TASK OBJECTIVE - Below are records to be copied exactly; their pictures are to be omitted.

Page and application data records
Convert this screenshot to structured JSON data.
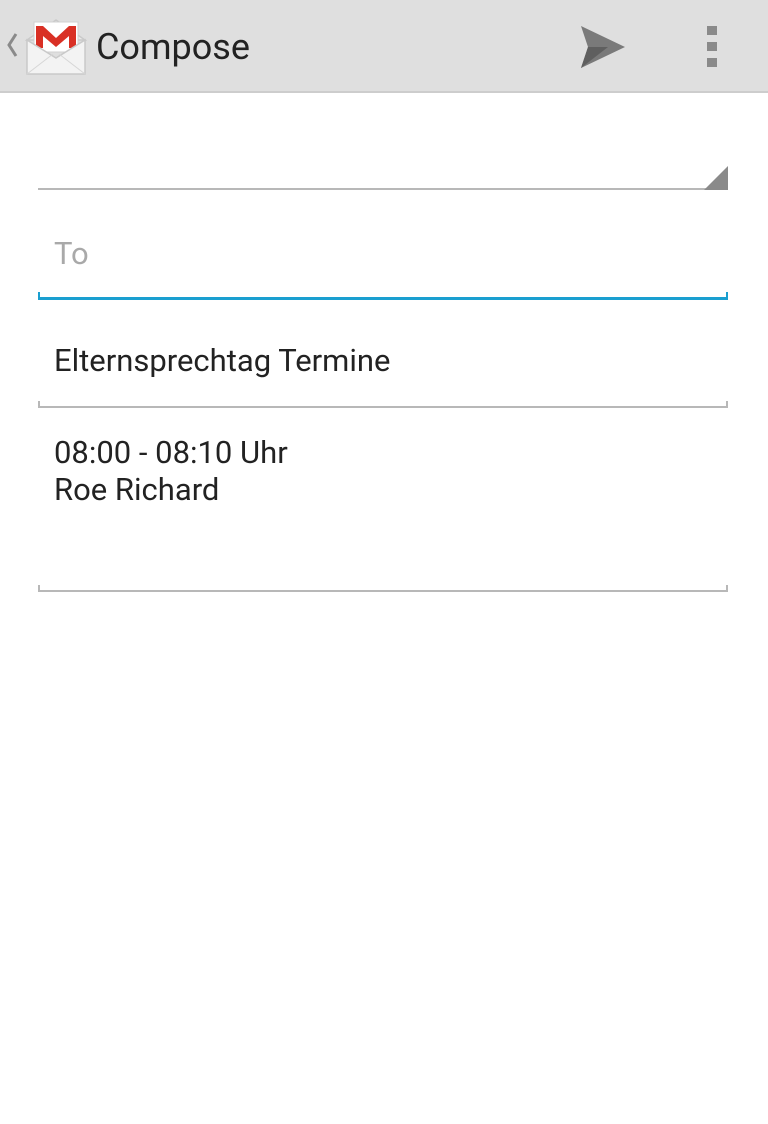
{
  "action_bar": {
    "title": "Compose",
    "app_icon": "gmail-icon",
    "up_icon": "up-caret-icon",
    "send_icon": "send-icon",
    "overflow_icon": "overflow-menu-icon",
    "background": "#dfdfdf"
  },
  "compose": {
    "from": {
      "value": ""
    },
    "to": {
      "value": "",
      "placeholder": "To"
    },
    "subject": {
      "value": "Elternsprechtag Termine"
    },
    "body": {
      "lines": [
        "08:00 - 08:10 Uhr",
        "Roe Richard"
      ]
    }
  },
  "colors": {
    "focus_accent": "#1a9fd0",
    "gmail_red": "#d93025",
    "divider": "#b8b8b8",
    "text": "#222222",
    "hint": "#a9a9a9"
  }
}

THE COMPLETED TASK -
Convert this screenshot to structured JSON data.
{
  "action_bar": {
    "title": "Compose",
    "app_icon": "gmail-icon",
    "up_icon": "up-caret-icon",
    "send_icon": "send-icon",
    "overflow_icon": "overflow-menu-icon",
    "background": "#dfdfdf"
  },
  "compose": {
    "from": {
      "value": ""
    },
    "to": {
      "value": "",
      "placeholder": "To"
    },
    "subject": {
      "value": "Elternsprechtag Termine"
    },
    "body": {
      "lines": [
        "08:00 - 08:10 Uhr",
        "Roe Richard"
      ]
    }
  },
  "colors": {
    "focus_accent": "#1a9fd0",
    "gmail_red": "#d93025",
    "divider": "#b8b8b8",
    "text": "#222222",
    "hint": "#a9a9a9"
  }
}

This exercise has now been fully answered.